# Problem to work on:
Each entry below should be printed exactly as given.

# Recorded information:
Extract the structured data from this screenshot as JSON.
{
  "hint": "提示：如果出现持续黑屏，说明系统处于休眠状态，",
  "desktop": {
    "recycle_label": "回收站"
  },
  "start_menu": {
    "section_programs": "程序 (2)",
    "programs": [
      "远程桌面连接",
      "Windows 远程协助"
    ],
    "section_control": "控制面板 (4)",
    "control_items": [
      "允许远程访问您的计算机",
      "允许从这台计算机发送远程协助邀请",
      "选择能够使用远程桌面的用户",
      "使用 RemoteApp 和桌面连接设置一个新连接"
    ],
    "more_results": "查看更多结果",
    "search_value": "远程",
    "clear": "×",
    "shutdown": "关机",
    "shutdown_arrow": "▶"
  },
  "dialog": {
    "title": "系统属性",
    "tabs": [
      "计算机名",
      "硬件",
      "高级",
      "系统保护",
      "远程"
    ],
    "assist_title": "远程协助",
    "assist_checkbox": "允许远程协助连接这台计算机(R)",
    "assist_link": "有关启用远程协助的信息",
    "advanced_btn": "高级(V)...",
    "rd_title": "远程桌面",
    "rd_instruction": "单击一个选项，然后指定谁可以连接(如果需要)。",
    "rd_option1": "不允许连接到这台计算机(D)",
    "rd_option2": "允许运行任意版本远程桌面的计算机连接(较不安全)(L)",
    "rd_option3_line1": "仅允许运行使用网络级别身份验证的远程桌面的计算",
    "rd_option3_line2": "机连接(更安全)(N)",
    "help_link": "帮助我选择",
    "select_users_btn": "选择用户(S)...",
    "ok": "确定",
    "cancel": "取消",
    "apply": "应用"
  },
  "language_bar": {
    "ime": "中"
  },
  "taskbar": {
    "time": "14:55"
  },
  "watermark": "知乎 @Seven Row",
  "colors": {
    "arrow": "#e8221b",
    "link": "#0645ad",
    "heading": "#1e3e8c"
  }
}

# Response for this exercise:
Extract the structured data from this screenshot as JSON.
{
  "hint": "提示：如果出现持续黑屏，说明系统处于休眠状态，",
  "desktop": {
    "recycle_label": "回收站"
  },
  "start_menu": {
    "section_programs": "程序 (2)",
    "programs": [
      "远程桌面连接",
      "Windows 远程协助"
    ],
    "section_control": "控制面板 (4)",
    "control_items": [
      "允许远程访问您的计算机",
      "允许从这台计算机发送远程协助邀请",
      "选择能够使用远程桌面的用户",
      "使用 RemoteApp 和桌面连接设置一个新连接"
    ],
    "more_results": "查看更多结果",
    "search_value": "远程",
    "clear": "×",
    "shutdown": "关机",
    "shutdown_arrow": "▶"
  },
  "dialog": {
    "title": "系统属性",
    "tabs": [
      "计算机名",
      "硬件",
      "高级",
      "系统保护",
      "远程"
    ],
    "assist_title": "远程协助",
    "assist_checkbox": "允许远程协助连接这台计算机(R)",
    "assist_link": "有关启用远程协助的信息",
    "advanced_btn": "高级(V)...",
    "rd_title": "远程桌面",
    "rd_instruction": "单击一个选项，然后指定谁可以连接(如果需要)。",
    "rd_option1": "不允许连接到这台计算机(D)",
    "rd_option2": "允许运行任意版本远程桌面的计算机连接(较不安全)(L)",
    "rd_option3_line1": "仅允许运行使用网络级别身份验证的远程桌面的计算",
    "rd_option3_line2": "机连接(更安全)(N)",
    "help_link": "帮助我选择",
    "select_users_btn": "选择用户(S)...",
    "ok": "确定",
    "cancel": "取消",
    "apply": "应用"
  },
  "language_bar": {
    "ime": "中"
  },
  "taskbar": {
    "time": "14:55"
  },
  "watermark": "知乎 @Seven Row",
  "colors": {
    "arrow": "#e8221b",
    "link": "#0645ad",
    "heading": "#1e3e8c"
  }
}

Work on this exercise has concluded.